Lehtikuva) FINLAND OUT. NO SALES, AP Photo/Jussi Helttunen
In this Sept. 2, 2011 photo Finnish Finance Minister Jutta Urpilainen comments on the national budget negotiations in Helsinki, Finland. Finland's finance minister is saying she doesn't see the Friday Sept. 16, 2011 meeting of eurozone finance ministers finding a solution to the dispute over her country's demand for collateral for loans to Greece. The collateral issue is one of several holding up implementation of a second bailout for Greece agreed at a July 21 summit. Eurozone finance ministers are meeting in Wroclaw, Poland on ways to fight Europe's debt woes and keep them from dragging down the economy.

WROCLAW, Poland — Finland's finance minister said she doesn't expect the eurozone to resolve a dispute over her country's demand for collateral for loans to Greece at a meeting Friday — adding to concerns over the currency union's ability to stamp out its crippling debt crisis.

U.S. Treasury Secretary Timothy Geithner joined the meeting in Wroclaw, Poland — the first time that a U.S. finance chief has attended such a gathering — in a sign of how the U.S. is getting increasingly concerned over the global impact of the eurozone debt crisis.

Geithner has been pushing his European counterparts to finally find a lasting solution to its debt troubles, which have dragged on for almost two years.

But hopes for some tangible progress were quickly thwarted, when Finnish Finance Minister Jutta Urpilainen said that there was still no solution to her country's demand for guarantees to back its contribution to a second, €109 billion rescue package for Greece.

The small Nordic country's demand has triggered similar requests from several other states, including Austria and the Netherlands.

If the requests were fulfilled, providing the collateral could shave off hundreds of millions of euros from the overall bailout sum.

"Unfortunately I don't see that we can find a solution tonight," Urpilainen said as she arrived for a meeting with her eurozone counterparts in Wroclaw, Poland.

The dispute has unsettled markets, as it is another sign of divisions between the 17 countries that use the euro over whether they can actually save Greece, which has been relying on emergency loans from other eurozone countries and the International Monetary Fund for more than a year.

The rescue faces several other challenges. Greece's international debt inspectors interrupted their most recent review mission two weeks ago after they discovered that Athens was set to miss its budget targets. Since then, Greece has announced a special property tax, which the government says should cover the revenue shortfall.

Meeting strict budget, privatization and reform targets set out in Greece's deal for a first €110 billion rescue package is a prerequisite for receiving the next aid installment, which is due by the end of the month.

Without the €8 billion ($11 billion) tranche, the country would run out of money by mid-October and potentially defaulting on its debts.

However, Austria's Finance Minister Maria Fekter, traditionally a hard-liner when it comes to sticking to the bailout conditions, said she was "very optimistic that the next tranche can be paid out to Greece."

She warned against a Greek default, which she said would be "very costly."

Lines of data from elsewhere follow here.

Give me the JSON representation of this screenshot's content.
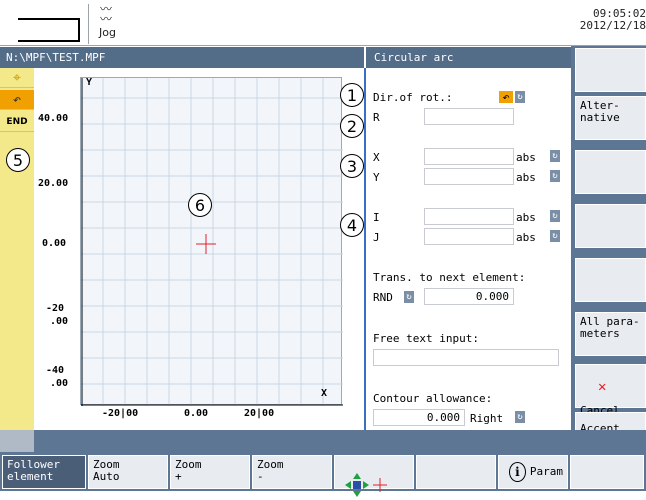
{
  "header": {
    "mode_label": "Jog",
    "clock_time": "09:05:02",
    "clock_date": "2012/12/18",
    "file_path": "N:\\MPF\\TEST.MPF",
    "dialog_title": "Circular arc"
  },
  "left_strip": {
    "icons": [
      "crosshair-icon",
      "arc-icon",
      "end-icon"
    ],
    "end_label": "END",
    "callout": "5"
  },
  "graph": {
    "y_axis_label": "Y",
    "x_axis_label": "X",
    "y_ticks": [
      "40.00",
      "20.00",
      "0.00",
      "-20",
      ".00",
      "-40",
      ".00"
    ],
    "x_ticks": [
      "-20|00",
      "0.00",
      "20|00"
    ],
    "callout": "6",
    "cursor_color": "#e0202a"
  },
  "form": {
    "dir_label": "Dir.of rot.:",
    "r_label": "R",
    "r_value": "",
    "x_label": "X",
    "x_value": "",
    "x_mode": "abs",
    "y_label": "Y",
    "y_value": "",
    "y_mode": "abs",
    "i_label": "I",
    "i_value": "",
    "i_mode": "abs",
    "j_label": "J",
    "j_value": "",
    "j_mode": "abs",
    "trans_label": "Trans. to next element:",
    "rnd_label": "RND",
    "rnd_value": "0.000",
    "free_text_label": "Free text input:",
    "free_text_value": "",
    "contour_label": "Contour allowance:",
    "contour_value": "0.000",
    "contour_side": "Right",
    "callouts": [
      "1",
      "2",
      "3",
      "4"
    ]
  },
  "softkeys": {
    "alternative": "Alter-\nnative",
    "all_parameters": "All para-\nmeters",
    "cancel": "Cancel",
    "accept": "Accept\nelement"
  },
  "bottom_keys": {
    "follower": "Follower\nelement",
    "zoom_auto": "Zoom\nAuto",
    "zoom_plus": "Zoom\n+",
    "zoom_minus": "Zoom\n-",
    "param": "Param"
  },
  "colors": {
    "header_bg": "#536c88",
    "softkey_bar": "#5d7693",
    "strip_yellow": "#f4e98a",
    "cancel_x": "#e0202a",
    "active_toggle": "#f0a000"
  }
}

However, she did not rule it out as a possibility in the future.

"Should a situation arise, where this way (of providing rescue loans) suddenly becomes more expensive than the alternative, we will have to think about the alternative," Fekter said. "But at the moment this is not yet the case."

Referring to the debate about collateral, Fekter said she had proposed a model where guarantees would be available for everyone that wants them.

Friday's meeting comes after several turbulent weeks on global financial markets, triggered by fears over the impact of a potential Greek default as well as mounting evidence of a slowdown of the world economy. Some eurozone banks have been facing difficulties to obtain short-term funding in U.S. dollars as other lenders worry about their exposure of the debt of struggling countries like Greece, Spain or Italy.

Those funding issues pushed the European Central Bank, the U.S. Federal Reserve and three other major central banks to give banks easier access to dollars on Thursday, in the hope they can stop credit from seizing up like it did after the collapse of U.S. investment bank Lehman Brothers three years ago.

Greek Finance Minister Evangelos Venizelos, meanwhile, defended his country's efforts, and called on the other eurozone states to clear up the remaining issues that have delayed the new bailout and quickly implement changes to the region's bailout fund that were also agreed at the July summit.

"We are on track to implement the (bailout) program," Venizelos said. "And we believe that the implementation of the decision of the 21 July is the unique way to go ahead. Not only for Greece but for the eurozone as a whole."